Interface dataset entries:
__________________________________________________
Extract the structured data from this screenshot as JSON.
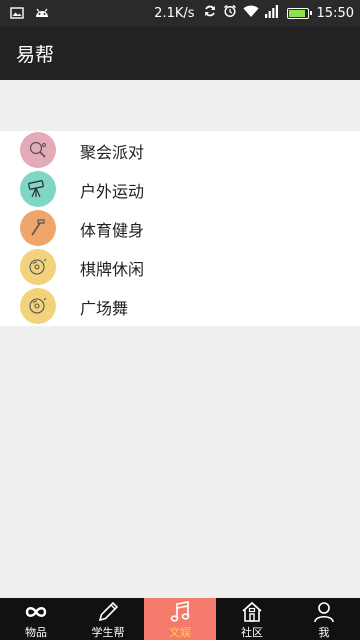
{
  "status_bar": {
    "speed": "2.1K/s",
    "time": "15:50",
    "battery_level": 0.9,
    "icons": [
      "image-icon",
      "android-icon",
      "sync-icon",
      "alarm-icon",
      "wifi-icon",
      "signal-icon",
      "battery-icon"
    ]
  },
  "header": {
    "title": "易帮"
  },
  "categories": [
    {
      "label": "聚会派对",
      "icon": "ping-pong-icon",
      "color": "#e3aab8"
    },
    {
      "label": "户外运动",
      "icon": "telescope-icon",
      "color": "#7fd6c4"
    },
    {
      "label": "体育健身",
      "icon": "hammer-icon",
      "color": "#f0a66b"
    },
    {
      "label": "棋牌休闲",
      "icon": "disc-icon",
      "color": "#f3d27c"
    },
    {
      "label": "广场舞",
      "icon": "disc-icon",
      "color": "#f3d27c"
    }
  ],
  "bottom_nav": {
    "items": [
      {
        "label": "物品",
        "icon": "infinity-icon",
        "active": false
      },
      {
        "label": "学生帮",
        "icon": "pencil-icon",
        "active": false
      },
      {
        "label": "文娱",
        "icon": "music-note-icon",
        "active": true
      },
      {
        "label": "社区",
        "icon": "home-icon",
        "active": false
      },
      {
        "label": "我",
        "icon": "user-icon",
        "active": false
      }
    ],
    "active_color": "#f47b6b",
    "active_text_color": "#f7d13a"
  }
}
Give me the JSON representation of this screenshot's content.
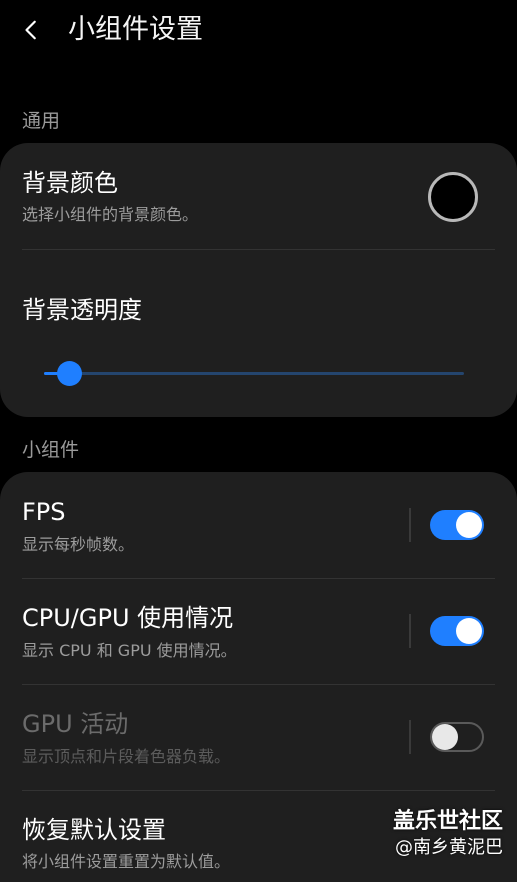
{
  "header": {
    "title": "小组件设置",
    "back_icon": "chevron-left-icon"
  },
  "sections": {
    "general_label": "通用",
    "widgets_label": "小组件"
  },
  "general": {
    "bg_color": {
      "title": "背景颜色",
      "subtitle": "选择小组件的背景颜色。",
      "swatch_color": "#000000"
    },
    "bg_opacity": {
      "title": "背景透明度",
      "slider_value_percent": 6
    }
  },
  "widgets": {
    "fps": {
      "title": "FPS",
      "subtitle": "显示每秒帧数。",
      "enabled": true
    },
    "cpu_gpu": {
      "title": "CPU/GPU 使用情况",
      "subtitle": "显示 CPU 和 GPU 使用情况。",
      "enabled": true
    },
    "gpu_activity": {
      "title": "GPU 活动",
      "subtitle": "显示顶点和片段着色器负载。",
      "enabled": false,
      "disabled_style": true
    },
    "reset": {
      "title": "恢复默认设置",
      "subtitle": "将小组件设置重置为默认值。"
    }
  },
  "watermark": {
    "brand": "盖乐世社区",
    "user": "@南乡黄泥巴"
  },
  "colors": {
    "accent": "#1f7fff",
    "card_bg": "#1f1f1f",
    "page_bg": "#000000"
  }
}
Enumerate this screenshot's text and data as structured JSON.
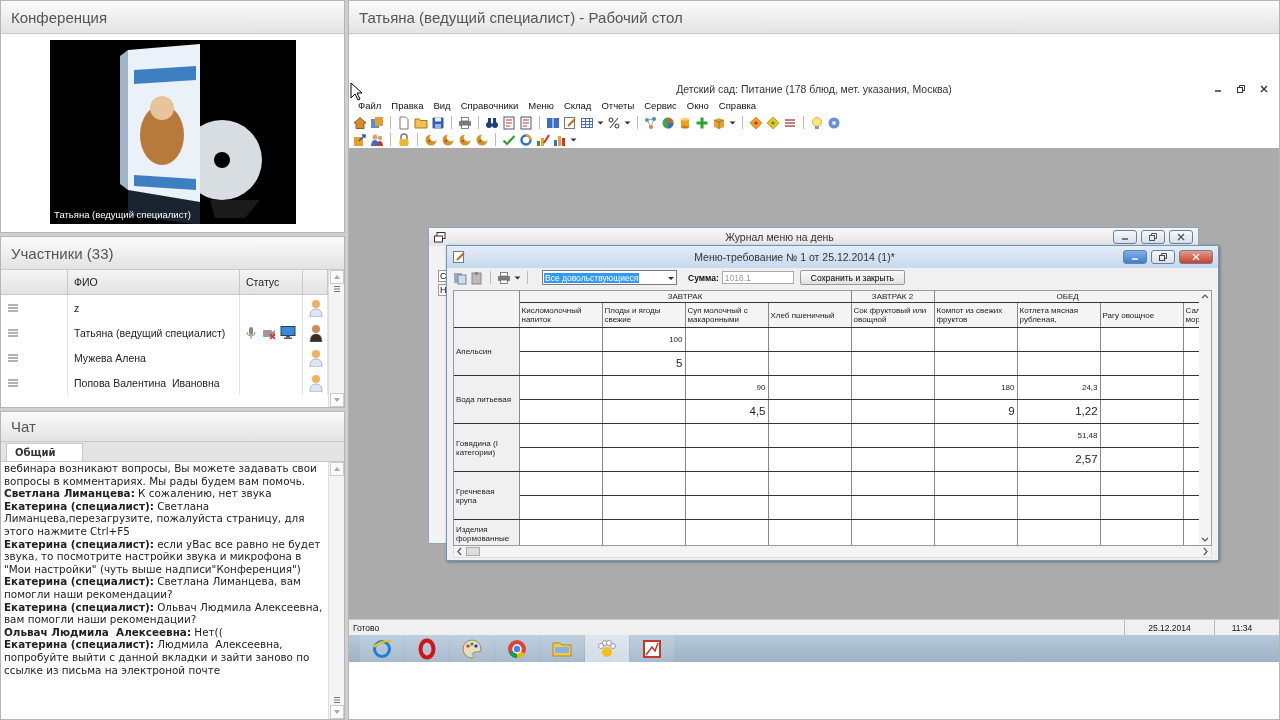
{
  "conference": {
    "title": "Конференция",
    "video_caption": "Татьяна (ведущий специалист)"
  },
  "participants": {
    "title": "Участники (33)",
    "columns": [
      "ФИО",
      "Статус"
    ],
    "rows": [
      {
        "name": "z",
        "presenter": false,
        "media": false
      },
      {
        "name": "Татьяна (ведущий специалист)",
        "presenter": true,
        "media": true
      },
      {
        "name": "Мужева Алена",
        "presenter": false,
        "media": false
      },
      {
        "name": "Попова Валентина  Ивановна",
        "presenter": false,
        "media": false
      }
    ]
  },
  "chat": {
    "title": "Чат",
    "tabs": [
      {
        "label": "Общий",
        "selected": true
      }
    ],
    "messages": [
      "вебинара возникают вопросы, Вы можете задавать свои вопросы в комментариях. Мы рады будем вам помочь.",
      "**Светлана Лиманцева:** К сожалению, нет звука",
      "**Екатерина (специалист):** Светлана Лиманцева,перезагрузите, пожалуйста страницу, для этого нажмите Ctrl+F5",
      "**Екатерина (специалист):** если уВас все равно не будет звука, то посмотрите настройки звука и микрофона в \"Мои настройки\" (чуть выше надписи\"Конференция\")",
      "**Екатерина (специалист):** Светлана Лиманцева, вам помогли наши рекомендации?",
      "**Екатерина (специалист):** Ольвач Людмила Алексеевна, вам помогли наши рекомендации?",
      "**Ольвач Людмила  Алексеевна:** Нет((",
      "**Екатерина (специалист):** Людмила  Алексеевна, попробуйте выйти с данной вкладки и зайти заново по ссылке из письма на электроной почте"
    ]
  },
  "desktop": {
    "title": "Татьяна (ведущий специалист) - Рабочий стол",
    "app": {
      "title": "Детский сад: Питание (178 блюд, мет. указания, Москва)",
      "menu": [
        "Файл",
        "Правка",
        "Вид",
        "Справочники",
        "Меню",
        "Склад",
        "Отчеты",
        "Сервис",
        "Окно",
        "Справка"
      ],
      "back_window": {
        "title": "Журнал меню на день",
        "cut_labels": [
          "С",
          "Н"
        ]
      },
      "dialog": {
        "title": "Меню-требование № 1 от 25.12.2014 (1)*",
        "filter": "Все довольствующиеся",
        "sum_label": "Сумма:",
        "sum": "1016.1",
        "save_button": "Сохранить и закрыть",
        "groups": [
          {
            "label": "ЗАВТРАК",
            "columns": [
              "Кисломолочный напиток",
              "Плоды и ягоды свежие",
              "Суп молочный с макаронными",
              "Хлеб пшеничный"
            ]
          },
          {
            "label": "ЗАВТРАК 2",
            "columns": [
              "Сок фруктовый или овощной"
            ]
          },
          {
            "label": "ОБЕД",
            "columns": [
              "Компот из свежих фруктов",
              "Котлета мясная рубленая,",
              "Рагу овощное",
              "Сал мор"
            ]
          }
        ],
        "rows": [
          {
            "product": "Апельсин",
            "subrows": [
              [
                null,
                "100",
                null,
                null,
                null,
                null,
                null,
                null,
                null
              ],
              [
                null,
                "5",
                null,
                null,
                null,
                null,
                null,
                null,
                null
              ]
            ]
          },
          {
            "product": "Вода питьевая",
            "subrows": [
              [
                null,
                null,
                "90",
                null,
                null,
                "180",
                "24,3",
                null,
                null
              ],
              [
                null,
                null,
                "4,5",
                null,
                null,
                "9",
                "1,22",
                null,
                null
              ]
            ]
          },
          {
            "product": "Говядина (I категории)",
            "subrows": [
              [
                null,
                null,
                null,
                null,
                null,
                null,
                "51,48",
                null,
                null
              ],
              [
                null,
                null,
                null,
                null,
                null,
                null,
                "2,57",
                null,
                null
              ]
            ]
          },
          {
            "product": "Гречневая крупа",
            "subrows": [
              [
                null,
                null,
                null,
                null,
                null,
                null,
                null,
                null,
                null
              ],
              [
                null,
                null,
                null,
                null,
                null,
                null,
                null,
                null,
                null
              ]
            ]
          },
          {
            "product": "Изделия формованные",
            "subrows": [
              [
                null,
                null,
                null,
                null,
                null,
                null,
                null,
                null,
                null
              ]
            ]
          }
        ]
      },
      "status_bar": {
        "message": "Готово",
        "date": "25.12.2014",
        "time": "11:34"
      }
    },
    "taskbar": [
      {
        "kind": "globe",
        "selected": false
      },
      {
        "kind": "ring",
        "selected": false
      },
      {
        "kind": "palette",
        "selected": false
      },
      {
        "kind": "wheel",
        "selected": false
      },
      {
        "kind": "folder",
        "selected": false
      },
      {
        "kind": "paw",
        "selected": true
      },
      {
        "kind": "chart",
        "selected": false
      }
    ]
  }
}
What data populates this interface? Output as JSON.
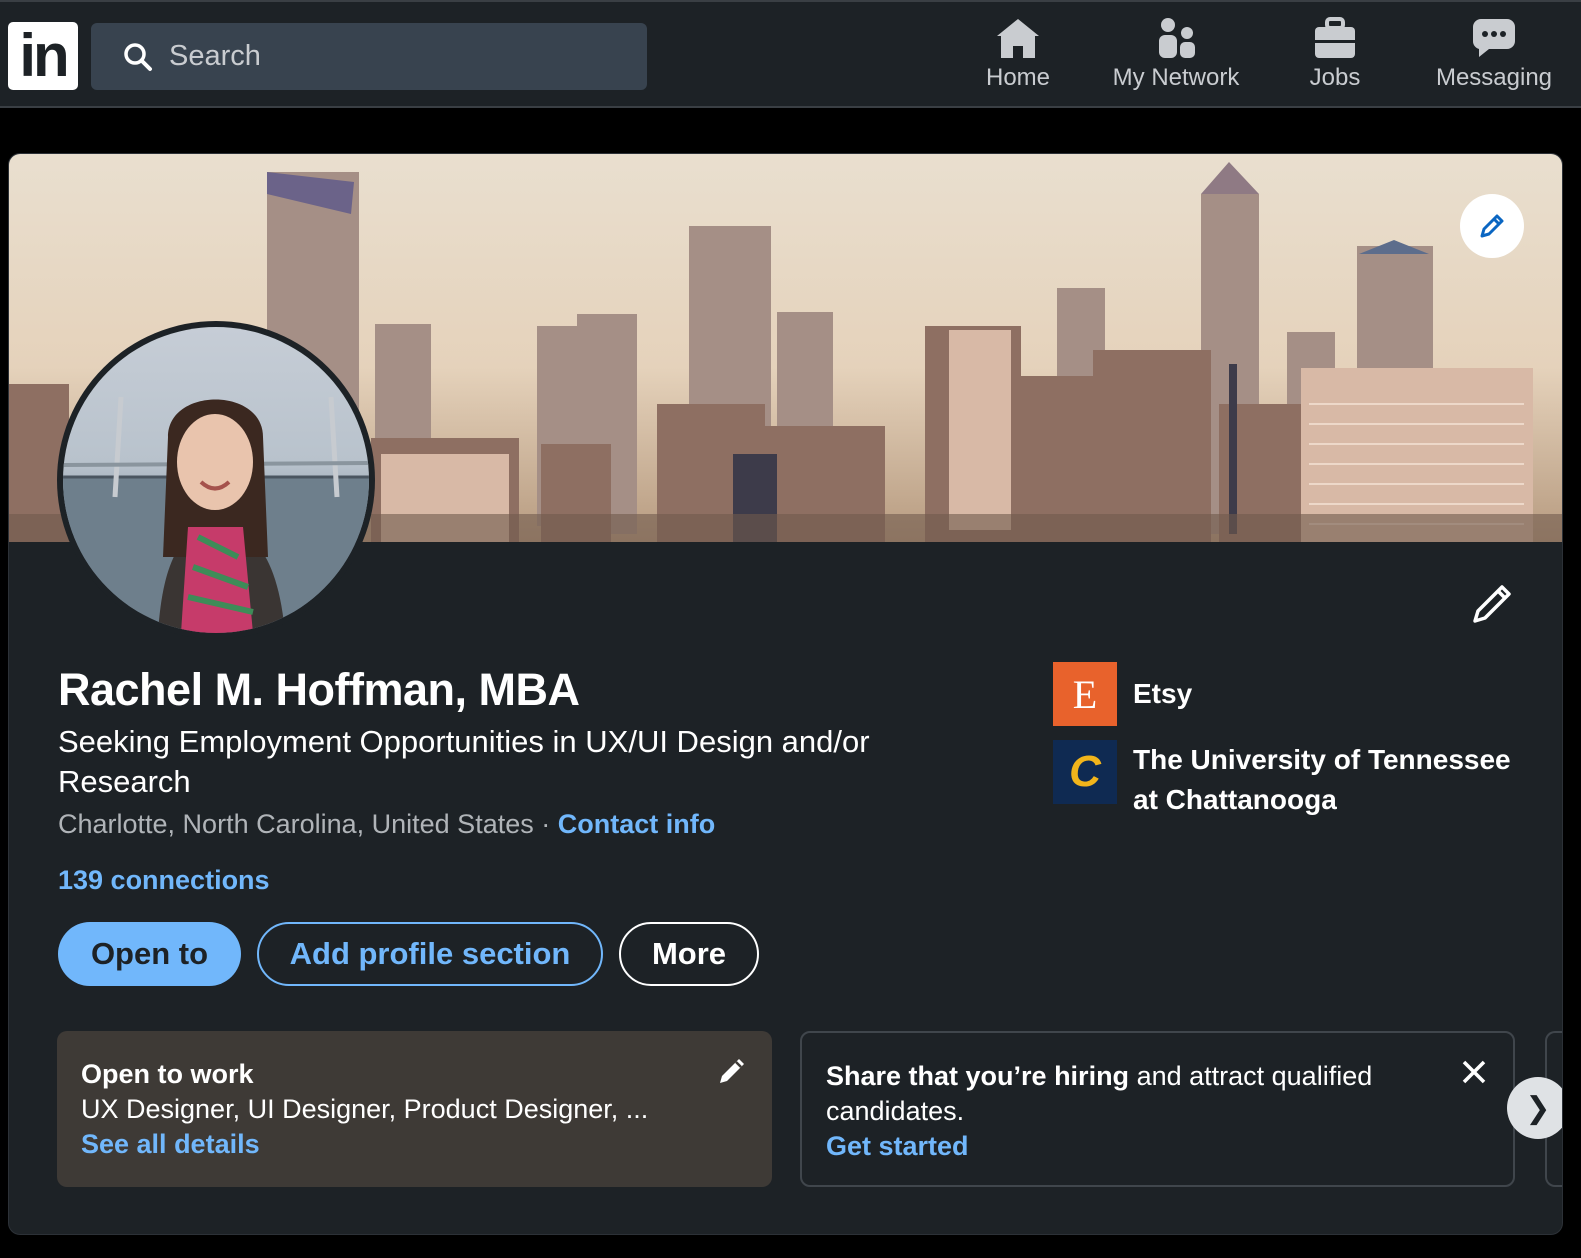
{
  "nav": {
    "logo_text": "in",
    "search_placeholder": "Search",
    "items": [
      {
        "label": "Home",
        "icon": "home-icon"
      },
      {
        "label": "My Network",
        "icon": "network-icon"
      },
      {
        "label": "Jobs",
        "icon": "briefcase-icon"
      },
      {
        "label": "Messaging",
        "icon": "messaging-icon"
      }
    ]
  },
  "profile": {
    "name": "Rachel M. Hoffman, MBA",
    "headline": "Seeking Employment Opportunities in UX/UI Design and/or Research",
    "location": "Charlotte, North Carolina, United States",
    "separator": " · ",
    "contact_info": "Contact info",
    "connections": "139 connections",
    "buttons": {
      "open_to": "Open to",
      "add_section": "Add profile section",
      "more": "More"
    },
    "organizations": [
      {
        "name": "Etsy",
        "logo_letter": "E",
        "logo_color": "#e8622c"
      },
      {
        "name": "The University of Tennessee at Chattanooga",
        "logo_letter": "C",
        "logo_color": "#0f2a52"
      }
    ]
  },
  "open_to_work": {
    "title": "Open to work",
    "roles": "UX Designer, UI Designer, Product Designer, ...",
    "link": "See all details"
  },
  "hiring": {
    "title_bold": "Share that you’re hiring",
    "title_rest": " and attract qualified candidates.",
    "link": "Get started"
  },
  "carousel": {
    "next_symbol": "❯"
  },
  "colors": {
    "accent_blue": "#71b7fb",
    "card_bg": "#1d2226",
    "page_bg": "#000000"
  }
}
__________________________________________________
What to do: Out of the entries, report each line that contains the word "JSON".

Written answer:
Extract the structured data from this screenshot as JSON.
Give me the JSON representation of this screenshot's content.
Enumerate this screenshot's text and data as structured JSON.
What data populates this interface? Output as JSON.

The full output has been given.